WHAT YOU WILL DO:
Check every line below for the word "label" and copy the ones that have it.

****

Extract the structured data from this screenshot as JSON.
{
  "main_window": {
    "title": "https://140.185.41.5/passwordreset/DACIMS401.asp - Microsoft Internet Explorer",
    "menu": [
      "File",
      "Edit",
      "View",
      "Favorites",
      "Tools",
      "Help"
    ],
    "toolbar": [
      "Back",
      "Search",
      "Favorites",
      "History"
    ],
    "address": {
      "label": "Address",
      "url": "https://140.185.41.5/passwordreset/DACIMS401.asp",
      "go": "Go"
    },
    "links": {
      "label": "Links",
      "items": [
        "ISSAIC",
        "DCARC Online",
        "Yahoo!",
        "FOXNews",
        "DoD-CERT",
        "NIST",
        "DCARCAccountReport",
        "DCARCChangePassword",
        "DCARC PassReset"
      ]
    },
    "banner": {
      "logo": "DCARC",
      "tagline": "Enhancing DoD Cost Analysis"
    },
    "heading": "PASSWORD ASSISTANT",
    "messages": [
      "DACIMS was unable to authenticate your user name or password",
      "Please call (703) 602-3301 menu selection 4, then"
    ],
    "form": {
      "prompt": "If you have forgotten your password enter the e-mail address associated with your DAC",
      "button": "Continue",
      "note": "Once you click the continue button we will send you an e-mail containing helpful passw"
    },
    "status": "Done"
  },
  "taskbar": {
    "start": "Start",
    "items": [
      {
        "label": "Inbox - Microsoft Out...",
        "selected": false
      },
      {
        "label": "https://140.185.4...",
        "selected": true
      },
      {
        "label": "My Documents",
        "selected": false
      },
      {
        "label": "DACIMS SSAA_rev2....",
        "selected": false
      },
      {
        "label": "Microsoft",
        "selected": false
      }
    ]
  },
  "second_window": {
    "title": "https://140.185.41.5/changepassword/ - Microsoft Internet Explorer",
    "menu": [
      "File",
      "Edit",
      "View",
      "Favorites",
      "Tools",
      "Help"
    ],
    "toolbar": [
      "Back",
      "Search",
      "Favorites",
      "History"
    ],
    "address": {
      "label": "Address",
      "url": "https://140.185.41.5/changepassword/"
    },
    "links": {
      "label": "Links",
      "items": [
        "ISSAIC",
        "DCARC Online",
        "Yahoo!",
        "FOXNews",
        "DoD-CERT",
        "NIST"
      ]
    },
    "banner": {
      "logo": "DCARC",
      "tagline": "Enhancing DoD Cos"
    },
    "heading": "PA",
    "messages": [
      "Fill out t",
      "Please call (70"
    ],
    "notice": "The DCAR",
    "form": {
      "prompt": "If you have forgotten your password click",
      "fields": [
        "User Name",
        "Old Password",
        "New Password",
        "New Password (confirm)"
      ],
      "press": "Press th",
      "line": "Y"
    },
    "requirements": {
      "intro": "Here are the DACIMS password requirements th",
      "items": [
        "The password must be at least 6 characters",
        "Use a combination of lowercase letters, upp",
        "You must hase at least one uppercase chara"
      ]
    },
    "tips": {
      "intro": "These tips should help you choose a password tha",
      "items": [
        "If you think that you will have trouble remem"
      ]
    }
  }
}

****

ANSWER FOR THE TASK:
      "label": "Address",
      "label": "Links",
        "label": "Inbox - Microsoft Out...",
        "label": "https://140.185.4...",
        "label": "My Documents",
        "label": "DACIMS SSAA_rev2....",
        "label": "Microsoft",
      "label": "Address",
      "label": "Links",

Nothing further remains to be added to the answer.